The further to the left or the right you move, the more your lens on life distorts.

Tuesday, October 14, 2014


It may be naive, but most Americans have historically trusted the federal government to act responsibly and ethically in most matters. Sure, politics is always in the background and inefficiency and sometimes, outright incompetence, are not unknown, but we've all trusted the feds to be generally responsible and ethical. Until now.

Over the past six years, responsibility and ethics have dissipated. This president and his direct reports have lied and stonewalled repeatedly on matters of major concern—healthcare legislation, the IRS, the threat of terrorism, the attack on the embassy in Libya, gun-running operations in Mexico, the economy. the Secret Service scandals, and dozens of other instances. In every case, politics trumps transparency, spin trumps the truth, and partisan positions trump ethical behavior.

Is it any wonder that the public is skittish, very skittish, about the Ebola threat, because even the CDC is now perceived as a partisan mouthpiece for a hyperpartisan administration? Is it the least surprising that virtully no one believes the administrations claims that the "air campaign" against ISIS is showing meaningful results?

The IRS, CDC, and even the military were once perceived as above politics. Now their reputations have been sullied by what many believe is administration pressure to put a positive spin on bad news. It's uncomfortable to watch military flag officers squirm as they try to defend a "strategy" (crafted by political hacks in the Obama administration) that is obviously flawed. It's concerning to watch CDC officials work hard to suppress public anxiety, but then have to change their story on a daily basis.

For example, reports have surfaced that the final report on Bowe Bergdahl, the alleged army deserter who Obama traded for five Taliban commanders, has been suppressed at the request of the White House. The real tragedy is that no one is surprised—this is SOP for this administration. But the problem is, it dirties the military and erodes trust.

Mathew Continetti writes about the Ebola threat but actually finds a core truth with respect to the federal government in the age of Obama:
It is not Ebola I am afraid of. It is our government’s ability to deal with Ebola.

Over the last few years the divergence between what the government promises and what it delivers, between what it says is happening or will happen and what actually is happening and does happen, between what it determines to be important and what the public wishes to be important—this gap has become abysmal, unavoidable, inescapable. We hear of “lone-wolf” terrorism, of “workplace violence,” that if you like your plan you can keep your plan. We are told that Benghazi was a spontaneous demonstration, that al Qaeda is on the run, that the border is secure as it has ever been, that Assad must go, that I didn’t draw a red line, the world drew a red line, that the IRS targeting of Tea Party groups involved not a smidgen of corruption, that the Islamic State is not Islamic. We see the government spend billions on websites that do not function, and the VA consign patients to death by waiting list and then cover it up. We are assured that Putin won’t invade; that the Islamic State is the jayvee team of terrorism; that Bowe Bergdahl served with honor and distinction; that there is a ceasefire between Ukraine and Russia.
Lies. Spin. Opaqueness. Incompetence.

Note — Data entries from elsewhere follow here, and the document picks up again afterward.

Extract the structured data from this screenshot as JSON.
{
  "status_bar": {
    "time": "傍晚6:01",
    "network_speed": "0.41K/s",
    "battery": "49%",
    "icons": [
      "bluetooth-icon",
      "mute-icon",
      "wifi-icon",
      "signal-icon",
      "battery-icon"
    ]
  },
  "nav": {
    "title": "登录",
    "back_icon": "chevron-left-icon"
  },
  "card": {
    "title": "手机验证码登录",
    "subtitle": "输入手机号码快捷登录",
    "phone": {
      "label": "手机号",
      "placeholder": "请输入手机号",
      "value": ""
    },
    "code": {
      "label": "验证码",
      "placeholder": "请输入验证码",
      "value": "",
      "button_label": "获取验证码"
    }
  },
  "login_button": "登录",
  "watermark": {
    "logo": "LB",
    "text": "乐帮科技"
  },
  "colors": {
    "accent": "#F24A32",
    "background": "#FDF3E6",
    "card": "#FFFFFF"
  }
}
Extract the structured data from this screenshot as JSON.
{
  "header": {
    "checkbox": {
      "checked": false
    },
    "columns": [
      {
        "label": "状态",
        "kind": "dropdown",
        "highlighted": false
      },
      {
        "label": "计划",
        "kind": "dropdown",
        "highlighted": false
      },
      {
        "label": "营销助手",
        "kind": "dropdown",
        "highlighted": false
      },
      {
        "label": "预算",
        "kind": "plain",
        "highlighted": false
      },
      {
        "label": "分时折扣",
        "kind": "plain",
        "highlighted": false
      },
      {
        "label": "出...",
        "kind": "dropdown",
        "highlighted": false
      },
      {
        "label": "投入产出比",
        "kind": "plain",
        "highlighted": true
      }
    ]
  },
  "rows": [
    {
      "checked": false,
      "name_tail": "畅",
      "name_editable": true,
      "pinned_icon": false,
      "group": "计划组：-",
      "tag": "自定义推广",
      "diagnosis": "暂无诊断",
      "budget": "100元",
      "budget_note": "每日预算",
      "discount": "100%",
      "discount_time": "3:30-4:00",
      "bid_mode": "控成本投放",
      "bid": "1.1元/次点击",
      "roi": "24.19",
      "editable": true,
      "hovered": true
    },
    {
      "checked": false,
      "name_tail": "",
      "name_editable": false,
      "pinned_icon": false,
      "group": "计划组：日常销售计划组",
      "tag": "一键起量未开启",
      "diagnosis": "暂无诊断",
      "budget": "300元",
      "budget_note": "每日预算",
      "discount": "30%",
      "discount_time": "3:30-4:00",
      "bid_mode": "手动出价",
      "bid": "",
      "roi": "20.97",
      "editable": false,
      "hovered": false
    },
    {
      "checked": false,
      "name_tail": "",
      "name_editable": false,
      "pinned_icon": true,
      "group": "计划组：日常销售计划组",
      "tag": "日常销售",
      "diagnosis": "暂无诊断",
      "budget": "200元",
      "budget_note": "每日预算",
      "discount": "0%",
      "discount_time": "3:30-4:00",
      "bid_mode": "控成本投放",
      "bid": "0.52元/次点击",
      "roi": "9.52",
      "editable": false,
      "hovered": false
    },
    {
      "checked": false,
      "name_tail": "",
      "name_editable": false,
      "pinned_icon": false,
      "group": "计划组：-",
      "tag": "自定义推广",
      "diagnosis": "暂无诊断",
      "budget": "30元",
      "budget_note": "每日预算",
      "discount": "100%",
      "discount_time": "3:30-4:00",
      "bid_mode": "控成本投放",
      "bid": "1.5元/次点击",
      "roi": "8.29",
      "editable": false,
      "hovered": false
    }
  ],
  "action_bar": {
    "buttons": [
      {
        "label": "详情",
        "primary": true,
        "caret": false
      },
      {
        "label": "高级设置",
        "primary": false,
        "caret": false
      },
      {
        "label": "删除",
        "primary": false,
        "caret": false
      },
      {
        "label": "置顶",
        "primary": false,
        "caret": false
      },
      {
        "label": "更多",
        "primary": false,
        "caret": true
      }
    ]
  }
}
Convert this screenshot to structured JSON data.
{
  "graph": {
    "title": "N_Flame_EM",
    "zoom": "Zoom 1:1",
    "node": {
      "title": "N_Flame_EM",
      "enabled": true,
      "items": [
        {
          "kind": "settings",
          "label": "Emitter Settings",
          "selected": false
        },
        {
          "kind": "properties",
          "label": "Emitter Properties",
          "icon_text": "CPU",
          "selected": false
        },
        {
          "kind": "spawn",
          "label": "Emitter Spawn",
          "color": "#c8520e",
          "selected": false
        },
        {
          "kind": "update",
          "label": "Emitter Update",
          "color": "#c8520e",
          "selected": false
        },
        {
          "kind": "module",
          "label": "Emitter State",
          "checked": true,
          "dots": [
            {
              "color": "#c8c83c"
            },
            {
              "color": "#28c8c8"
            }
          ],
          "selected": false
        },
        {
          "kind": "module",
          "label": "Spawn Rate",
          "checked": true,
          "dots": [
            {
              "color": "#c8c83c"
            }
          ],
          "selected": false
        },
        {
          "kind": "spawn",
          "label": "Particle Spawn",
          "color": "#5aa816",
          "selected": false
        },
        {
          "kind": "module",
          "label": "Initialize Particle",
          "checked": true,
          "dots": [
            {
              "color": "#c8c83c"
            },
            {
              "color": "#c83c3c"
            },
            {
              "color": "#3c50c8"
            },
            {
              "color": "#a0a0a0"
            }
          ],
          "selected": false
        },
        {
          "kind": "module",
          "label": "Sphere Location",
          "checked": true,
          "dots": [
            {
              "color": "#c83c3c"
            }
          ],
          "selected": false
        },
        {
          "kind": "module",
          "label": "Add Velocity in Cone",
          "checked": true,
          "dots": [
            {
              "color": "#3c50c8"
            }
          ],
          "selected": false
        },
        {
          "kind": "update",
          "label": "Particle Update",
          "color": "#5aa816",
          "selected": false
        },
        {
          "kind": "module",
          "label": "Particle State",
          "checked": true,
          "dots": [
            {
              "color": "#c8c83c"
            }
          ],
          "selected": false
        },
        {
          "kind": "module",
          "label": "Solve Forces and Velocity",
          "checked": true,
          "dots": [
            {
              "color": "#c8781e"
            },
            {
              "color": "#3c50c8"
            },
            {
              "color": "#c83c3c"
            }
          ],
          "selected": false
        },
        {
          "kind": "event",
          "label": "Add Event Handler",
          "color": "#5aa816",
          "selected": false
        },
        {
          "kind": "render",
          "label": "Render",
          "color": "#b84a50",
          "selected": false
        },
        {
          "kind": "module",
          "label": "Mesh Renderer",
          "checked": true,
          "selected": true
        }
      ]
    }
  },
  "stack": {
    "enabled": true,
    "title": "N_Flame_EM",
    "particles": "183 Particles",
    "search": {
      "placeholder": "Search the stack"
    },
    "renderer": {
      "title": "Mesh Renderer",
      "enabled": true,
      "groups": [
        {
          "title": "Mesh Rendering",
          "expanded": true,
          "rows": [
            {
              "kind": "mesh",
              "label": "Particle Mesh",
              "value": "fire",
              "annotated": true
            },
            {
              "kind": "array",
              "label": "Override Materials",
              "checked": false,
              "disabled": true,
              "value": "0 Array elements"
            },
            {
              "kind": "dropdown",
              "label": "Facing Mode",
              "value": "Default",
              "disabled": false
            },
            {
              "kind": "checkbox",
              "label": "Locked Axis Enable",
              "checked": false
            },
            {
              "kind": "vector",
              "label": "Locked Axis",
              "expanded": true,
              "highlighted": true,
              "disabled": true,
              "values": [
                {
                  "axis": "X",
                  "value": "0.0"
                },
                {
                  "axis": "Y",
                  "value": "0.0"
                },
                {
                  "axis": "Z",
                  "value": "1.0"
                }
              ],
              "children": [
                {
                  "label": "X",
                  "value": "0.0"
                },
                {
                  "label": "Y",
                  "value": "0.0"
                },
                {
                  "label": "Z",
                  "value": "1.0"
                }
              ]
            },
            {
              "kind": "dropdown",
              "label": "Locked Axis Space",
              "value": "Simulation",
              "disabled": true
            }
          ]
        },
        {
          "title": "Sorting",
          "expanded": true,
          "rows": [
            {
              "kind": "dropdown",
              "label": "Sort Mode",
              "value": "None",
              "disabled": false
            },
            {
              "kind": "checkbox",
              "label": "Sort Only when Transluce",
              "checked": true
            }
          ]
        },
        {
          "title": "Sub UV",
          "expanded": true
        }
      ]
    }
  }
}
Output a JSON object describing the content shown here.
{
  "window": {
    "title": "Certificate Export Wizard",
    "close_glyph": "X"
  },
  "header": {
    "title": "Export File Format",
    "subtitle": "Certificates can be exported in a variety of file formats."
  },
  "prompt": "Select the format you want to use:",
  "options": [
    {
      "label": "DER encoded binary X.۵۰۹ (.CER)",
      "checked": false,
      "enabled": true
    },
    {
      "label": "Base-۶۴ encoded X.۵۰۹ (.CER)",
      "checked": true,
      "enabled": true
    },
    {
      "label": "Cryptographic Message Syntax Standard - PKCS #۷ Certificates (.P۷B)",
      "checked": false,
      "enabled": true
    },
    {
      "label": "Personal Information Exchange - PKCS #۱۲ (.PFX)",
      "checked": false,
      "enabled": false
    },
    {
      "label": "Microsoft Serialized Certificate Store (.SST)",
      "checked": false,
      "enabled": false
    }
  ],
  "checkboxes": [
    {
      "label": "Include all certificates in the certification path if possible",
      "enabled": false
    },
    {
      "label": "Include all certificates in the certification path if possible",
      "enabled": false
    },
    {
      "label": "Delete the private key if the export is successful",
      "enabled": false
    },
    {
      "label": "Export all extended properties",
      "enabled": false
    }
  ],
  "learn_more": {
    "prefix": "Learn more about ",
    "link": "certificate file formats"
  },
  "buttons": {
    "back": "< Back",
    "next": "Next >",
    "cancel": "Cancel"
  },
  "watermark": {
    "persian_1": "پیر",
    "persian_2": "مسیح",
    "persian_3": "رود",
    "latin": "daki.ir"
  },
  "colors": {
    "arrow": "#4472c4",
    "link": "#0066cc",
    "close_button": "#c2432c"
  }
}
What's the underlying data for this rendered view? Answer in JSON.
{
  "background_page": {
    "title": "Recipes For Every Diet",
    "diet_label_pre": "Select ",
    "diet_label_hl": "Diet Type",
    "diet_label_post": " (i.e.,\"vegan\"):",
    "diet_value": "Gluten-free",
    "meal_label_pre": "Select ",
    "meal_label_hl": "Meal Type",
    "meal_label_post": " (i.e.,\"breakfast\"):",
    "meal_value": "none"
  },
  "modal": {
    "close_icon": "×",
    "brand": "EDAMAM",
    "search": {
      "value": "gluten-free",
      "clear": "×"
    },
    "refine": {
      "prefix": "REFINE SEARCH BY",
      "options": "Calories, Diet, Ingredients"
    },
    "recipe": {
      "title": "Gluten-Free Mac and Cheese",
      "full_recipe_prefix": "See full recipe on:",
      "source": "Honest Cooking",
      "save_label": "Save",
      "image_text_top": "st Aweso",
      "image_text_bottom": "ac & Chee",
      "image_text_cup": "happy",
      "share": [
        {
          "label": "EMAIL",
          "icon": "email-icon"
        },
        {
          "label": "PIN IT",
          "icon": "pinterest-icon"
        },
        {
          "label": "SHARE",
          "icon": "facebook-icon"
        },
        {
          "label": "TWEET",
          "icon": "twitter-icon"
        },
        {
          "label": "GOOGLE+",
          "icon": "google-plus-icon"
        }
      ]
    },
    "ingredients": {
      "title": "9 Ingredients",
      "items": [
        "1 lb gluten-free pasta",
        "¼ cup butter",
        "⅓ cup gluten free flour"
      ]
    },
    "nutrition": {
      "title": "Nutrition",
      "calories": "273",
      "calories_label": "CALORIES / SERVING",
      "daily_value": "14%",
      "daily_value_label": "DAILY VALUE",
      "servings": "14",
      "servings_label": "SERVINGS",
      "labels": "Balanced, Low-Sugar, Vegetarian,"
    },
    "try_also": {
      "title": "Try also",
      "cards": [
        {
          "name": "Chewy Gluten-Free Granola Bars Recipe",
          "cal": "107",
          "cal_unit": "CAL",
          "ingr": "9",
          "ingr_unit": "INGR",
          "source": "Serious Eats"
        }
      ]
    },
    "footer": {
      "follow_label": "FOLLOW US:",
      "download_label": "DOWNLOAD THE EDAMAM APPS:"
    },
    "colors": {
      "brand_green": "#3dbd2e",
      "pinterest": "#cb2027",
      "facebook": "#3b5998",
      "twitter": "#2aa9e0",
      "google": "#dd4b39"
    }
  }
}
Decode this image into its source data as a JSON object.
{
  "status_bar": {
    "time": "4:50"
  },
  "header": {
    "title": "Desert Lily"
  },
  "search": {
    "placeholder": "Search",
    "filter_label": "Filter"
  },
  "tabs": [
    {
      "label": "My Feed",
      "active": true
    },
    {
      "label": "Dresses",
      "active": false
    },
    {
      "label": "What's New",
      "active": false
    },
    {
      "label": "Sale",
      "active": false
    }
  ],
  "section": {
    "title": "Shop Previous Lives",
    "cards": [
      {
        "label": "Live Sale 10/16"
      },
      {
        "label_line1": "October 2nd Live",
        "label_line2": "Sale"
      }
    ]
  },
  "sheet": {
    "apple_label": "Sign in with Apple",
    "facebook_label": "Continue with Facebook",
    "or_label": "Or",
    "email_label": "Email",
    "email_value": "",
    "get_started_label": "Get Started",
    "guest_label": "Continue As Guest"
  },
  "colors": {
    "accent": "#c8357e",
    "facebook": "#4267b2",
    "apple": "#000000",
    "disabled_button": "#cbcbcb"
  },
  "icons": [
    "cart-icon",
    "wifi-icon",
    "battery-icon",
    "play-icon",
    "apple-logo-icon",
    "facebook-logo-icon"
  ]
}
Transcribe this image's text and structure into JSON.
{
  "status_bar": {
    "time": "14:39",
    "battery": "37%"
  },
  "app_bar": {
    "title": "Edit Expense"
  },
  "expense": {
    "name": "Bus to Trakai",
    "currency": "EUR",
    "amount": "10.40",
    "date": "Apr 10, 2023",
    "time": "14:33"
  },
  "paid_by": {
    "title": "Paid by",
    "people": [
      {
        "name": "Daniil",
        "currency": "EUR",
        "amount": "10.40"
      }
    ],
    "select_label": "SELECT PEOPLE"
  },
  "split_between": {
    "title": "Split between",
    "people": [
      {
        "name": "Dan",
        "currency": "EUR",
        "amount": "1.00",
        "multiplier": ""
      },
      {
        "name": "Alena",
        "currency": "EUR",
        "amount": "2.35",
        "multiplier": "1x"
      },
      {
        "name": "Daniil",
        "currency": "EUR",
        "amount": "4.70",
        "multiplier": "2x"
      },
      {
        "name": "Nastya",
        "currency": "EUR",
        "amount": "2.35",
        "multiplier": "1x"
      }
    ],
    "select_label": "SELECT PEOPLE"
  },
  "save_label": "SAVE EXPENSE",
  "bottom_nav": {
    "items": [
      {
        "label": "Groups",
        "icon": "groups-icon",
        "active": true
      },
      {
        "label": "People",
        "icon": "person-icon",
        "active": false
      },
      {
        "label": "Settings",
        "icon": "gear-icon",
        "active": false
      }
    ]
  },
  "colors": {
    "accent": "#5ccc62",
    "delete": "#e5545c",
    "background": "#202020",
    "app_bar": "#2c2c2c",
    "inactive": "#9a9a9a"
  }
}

Every problem we face can be managed, or solved, or avoided in the first place. I'm not afraid of any of the problems Continetti notes, but I am afraid, very afraid, of "our government’s ability to deal with" any of them.


As if to emphasize the politicization of everything under this administration, the Obamacare website will not publish new insurance rates until after the November elections, even though those rates are known today. The Washington Times reports:
Those planning to purchase health insurance on the Obamacare exchange will soon find out how much rates have increased — after the Nov. 4 election.

Enrollment on the website begins Nov. 15, or 11 days after the midterm vote, and critics who worry about rising premium hikes in 2015 say that’s no coincidence. Last year’s inaugural enrollment period on the health-care exchange began Oct. 1.
It appears that insurance premiums in battleground states will rise significantly (double digit percentage increases). It also appears that the Democrats would prefer to keep the electorate in the dark, until after the electorate casts their votes. Trust.